the womanly art


 
Maternidad Aurelio Arteta, Mother Rose Nursing Her Child by Marry Cassat, Reu at two weeks, Reu at five months,

Did you know that its World Breastfeeding Week

It just happens to coincide with my milestone of exclusively breastfeeding my little one for six months. This many not seem like a big deal to you, but it feels immense to me. Partly because of the sheer determination I had to muster to move through the first two or three months of difficulties (namely tongue-tie, painful shallow latching, excruciating and persistent thrush, a fever-inducing blocked milk duct, clumsily moving into positions). But also because for half a year of Reuben's life he has been sustained and nourished by me; no bottles, no supplements, no solids - just, as our doctor remarked, "the magic potion"....

I do feel proud, empowered even, that I persevered through the pain because I knew I had to - that it wasn't just about me, or my peace of mind, it was about my child getting the milk specifically made for him and his body. But I am also humbled, completely and utterly, because I know how hard it can be. I can't judge women who don't or stop breastfeeding as perhaps (if I am being honest) I once might have. I can't take the high-ground because I think all mums want the same thing; healthy, nourished children, however we can.

There have been other obstacles too. Mostly my own personal self-consciosness about breastfeeding in public especially in a country where breastfeeding is not the norm, but also learning to nurse while wearing Reuben in a sling, or in a parked car, or discreetly on a crowded train, or in pitch-black darkness. Finding comfortable positions also took time - I remember the joy of finally being able to comfortably breastfeed Reu lying down - which now makes night-feeding a lot more relaxing and uneventful.

I have always known and loved this womanly art. I knew I wanted to breastfeed my future children because my mum breastfed me, and her mum her, and her mum her... I thought, because it was natural, physiological; part of a beautiful design it would be so easy, so simple. But I know now it is different for every woman; and it takes time to feel natural, to be simple. 

All that said, one thing that does come immediately is this overwhelming sense of being close and connected with that tiny person who grew in your womb. I remember fresh the moment Reuben was placed in my arms, his head against my skin for the first time, and instinctively I gave him my breast to latch on to. He suckled for a little while, placed his hand against me, his body relaxing into stillness. Even now when he nurses, he will place a hand on my skin, somewhere, and I remember that moment. 

I am so thankful for the help of La Leche Leaguefor that mother-to-mother support, a home visit in those early days, and now for the monthly meetings where we can let out hair down, share a meal, advice, insights, struggles and of course, breastfeed our little ones.

Thanks be to you dear friends who gave encouragement, shared similar struggles, prayed, emailed... Thanks also to my beautiful, inspiring mum and to the encouragements of my step-mum and my mum-in-law.
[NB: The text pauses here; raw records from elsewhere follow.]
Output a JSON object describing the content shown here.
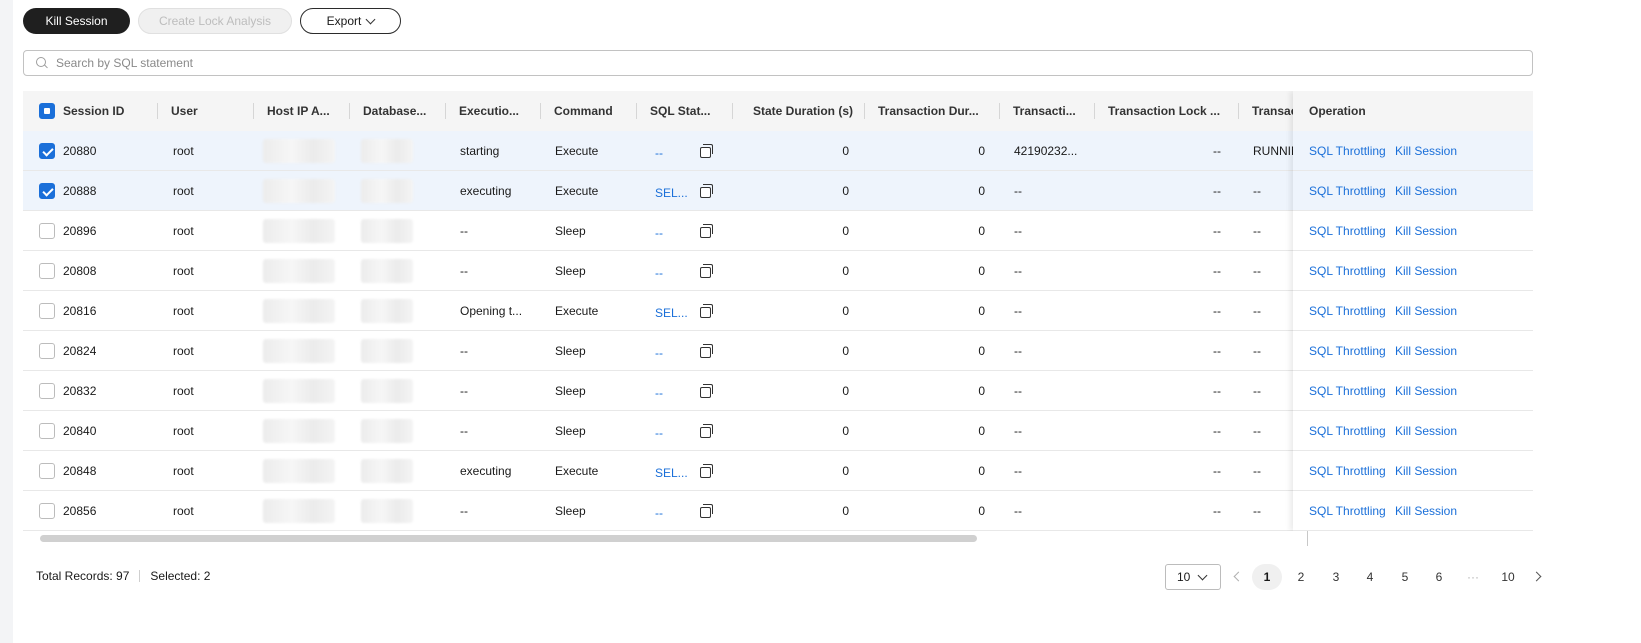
{
  "toolbar": {
    "kill_session": "Kill Session",
    "create_lock_analysis": "Create Lock Analysis",
    "export": "Export"
  },
  "search": {
    "placeholder": "Search by SQL statement"
  },
  "columns": [
    "Session ID",
    "User",
    "Host IP A...",
    "Database...",
    "Executio...",
    "Command",
    "SQL Stat...",
    "State Duration (s)",
    "Transaction Dur...",
    "Transacti...",
    "Transaction Lock ...",
    "Transac",
    "Operation"
  ],
  "rows": [
    {
      "checked": true,
      "id": "20880",
      "user": "root",
      "exec": "starting",
      "command": "Execute",
      "sql": "--",
      "state_dur": "0",
      "tx_dur": "0",
      "tx": "42190232...",
      "tx_lock": "--",
      "tx_state": "RUNNIN"
    },
    {
      "checked": true,
      "id": "20888",
      "user": "root",
      "exec": "executing",
      "command": "Execute",
      "sql": "SEL...",
      "state_dur": "0",
      "tx_dur": "0",
      "tx": "--",
      "tx_lock": "--",
      "tx_state": "--"
    },
    {
      "checked": false,
      "id": "20896",
      "user": "root",
      "exec": "--",
      "command": "Sleep",
      "sql": "--",
      "state_dur": "0",
      "tx_dur": "0",
      "tx": "--",
      "tx_lock": "--",
      "tx_state": "--"
    },
    {
      "checked": false,
      "id": "20808",
      "user": "root",
      "exec": "--",
      "command": "Sleep",
      "sql": "--",
      "state_dur": "0",
      "tx_dur": "0",
      "tx": "--",
      "tx_lock": "--",
      "tx_state": "--"
    },
    {
      "checked": false,
      "id": "20816",
      "user": "root",
      "exec": "Opening t...",
      "command": "Execute",
      "sql": "SEL...",
      "state_dur": "0",
      "tx_dur": "0",
      "tx": "--",
      "tx_lock": "--",
      "tx_state": "--"
    },
    {
      "checked": false,
      "id": "20824",
      "user": "root",
      "exec": "--",
      "command": "Sleep",
      "sql": "--",
      "state_dur": "0",
      "tx_dur": "0",
      "tx": "--",
      "tx_lock": "--",
      "tx_state": "--"
    },
    {
      "checked": false,
      "id": "20832",
      "user": "root",
      "exec": "--",
      "command": "Sleep",
      "sql": "--",
      "state_dur": "0",
      "tx_dur": "0",
      "tx": "--",
      "tx_lock": "--",
      "tx_state": "--"
    },
    {
      "checked": false,
      "id": "20840",
      "user": "root",
      "exec": "--",
      "command": "Sleep",
      "sql": "--",
      "state_dur": "0",
      "tx_dur": "0",
      "tx": "--",
      "tx_lock": "--",
      "tx_state": "--"
    },
    {
      "checked": false,
      "id": "20848",
      "user": "root",
      "exec": "executing",
      "command": "Execute",
      "sql": "SEL...",
      "state_dur": "0",
      "tx_dur": "0",
      "tx": "--",
      "tx_lock": "--",
      "tx_state": "--"
    },
    {
      "checked": false,
      "id": "20856",
      "user": "root",
      "exec": "--",
      "command": "Sleep",
      "sql": "--",
      "state_dur": "0",
      "tx_dur": "0",
      "tx": "--",
      "tx_lock": "--",
      "tx_state": "--"
    }
  ],
  "operations": {
    "sql_throttling": "SQL Throttling",
    "kill_session": "Kill Session"
  },
  "footer": {
    "total_records": "Total Records: 97",
    "selected": "Selected: 2",
    "page_size": "10",
    "pages": [
      "1",
      "2",
      "3",
      "4",
      "5",
      "6",
      "···",
      "10"
    ],
    "current_page": "1"
  },
  "colors": {
    "accent": "#1a6fd9",
    "primary_button": "#1f1f1f",
    "selected_row": "#eef4fc"
  }
}
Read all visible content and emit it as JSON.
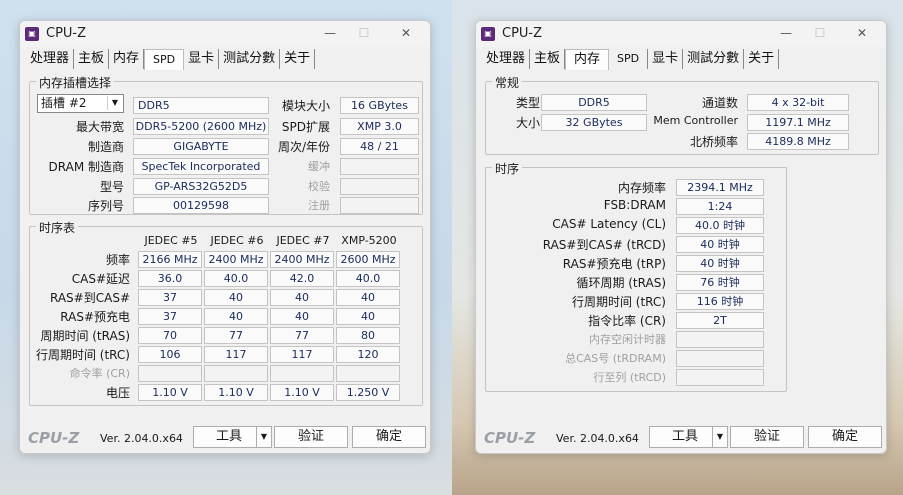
{
  "app": {
    "title": "CPU-Z",
    "version": "Ver. 2.04.0.x64",
    "logo": "CPU-Z"
  },
  "tabs": [
    "处理器",
    "主板",
    "内存",
    "SPD",
    "显卡",
    "测試分數",
    "关于"
  ],
  "buttons": {
    "tools": "工具",
    "validate": "验证",
    "ok": "确定"
  },
  "spd": {
    "slot_group": "内存插槽选择",
    "slot_select": "插槽 #2",
    "type": "DDR5",
    "labels": {
      "module_size": "模块大小",
      "max_bw": "最大带宽",
      "spd_ext": "SPD扩展",
      "manufacturer": "制造商",
      "week_year": "周次/年份",
      "dram_mfr": "DRAM 制造商",
      "buffered": "缓冲",
      "part": "型号",
      "correction": "校验",
      "serial": "序列号",
      "registered": "注册"
    },
    "values": {
      "module_size": "16 GBytes",
      "max_bw": "DDR5-5200 (2600 MHz)",
      "spd_ext": "XMP 3.0",
      "manufacturer": "GIGABYTE",
      "week_year": "48 / 21",
      "dram_mfr": "SpecTek Incorporated",
      "part": "GP-ARS32G52D5",
      "serial": "00129598"
    },
    "timing_group": "时序表",
    "columns": [
      "JEDEC #5",
      "JEDEC #6",
      "JEDEC #7",
      "XMP-5200"
    ],
    "rows": [
      {
        "label": "频率",
        "cells": [
          "2166 MHz",
          "2400 MHz",
          "2400 MHz",
          "2600 MHz"
        ]
      },
      {
        "label": "CAS#延迟",
        "cells": [
          "36.0",
          "40.0",
          "42.0",
          "40.0"
        ]
      },
      {
        "label": "RAS#到CAS#",
        "cells": [
          "37",
          "40",
          "40",
          "40"
        ]
      },
      {
        "label": "RAS#预充电",
        "cells": [
          "37",
          "40",
          "40",
          "40"
        ]
      },
      {
        "label": "周期时间 (tRAS)",
        "cells": [
          "70",
          "77",
          "77",
          "80"
        ]
      },
      {
        "label": "行周期时间 (tRC)",
        "cells": [
          "106",
          "117",
          "117",
          "120"
        ]
      },
      {
        "label": "命令率 (CR)",
        "cells": [
          "",
          "",
          "",
          ""
        ]
      },
      {
        "label": "电压",
        "cells": [
          "1.10 V",
          "1.10 V",
          "1.10 V",
          "1.250 V"
        ]
      }
    ]
  },
  "memory": {
    "general_group": "常规",
    "labels": {
      "type": "类型",
      "size": "大小",
      "channels": "通道数",
      "mem_ctrl": "Mem Controller",
      "nb_freq": "北桥频率"
    },
    "values": {
      "type": "DDR5",
      "size": "32 GBytes",
      "channels": "4 x 32-bit",
      "mem_ctrl": "1197.1 MHz",
      "nb_freq": "4189.8 MHz"
    },
    "timing_group": "时序",
    "rows": [
      {
        "label": "内存频率",
        "value": "2394.1 MHz",
        "dim": false
      },
      {
        "label": "FSB:DRAM",
        "value": "1:24",
        "dim": false
      },
      {
        "label": "CAS# Latency (CL)",
        "value": "40.0 时钟",
        "dim": false
      },
      {
        "label": "RAS#到CAS# (tRCD)",
        "value": "40 时钟",
        "dim": false
      },
      {
        "label": "RAS#预充电 (tRP)",
        "value": "40 时钟",
        "dim": false
      },
      {
        "label": "循环周期 (tRAS)",
        "value": "76 时钟",
        "dim": false
      },
      {
        "label": "行周期时间 (tRC)",
        "value": "116 时钟",
        "dim": false
      },
      {
        "label": "指令比率 (CR)",
        "value": "2T",
        "dim": false
      },
      {
        "label": "内存空闲计时器",
        "value": "",
        "dim": true
      },
      {
        "label": "总CAS号 (tRDRAM)",
        "value": "",
        "dim": true
      },
      {
        "label": "行至列 (tRCD)",
        "value": "",
        "dim": true
      }
    ]
  }
}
Lastly, my deepest gratitude is to my husband Alex
who never says no when I desperately need a shoulder massage, glass of water, myriad of pillows,
and who from the very beginning has encouraged me -
and understood the preciousness of breastfeeding.

Here's to the last six months,
may there be another six,
and another...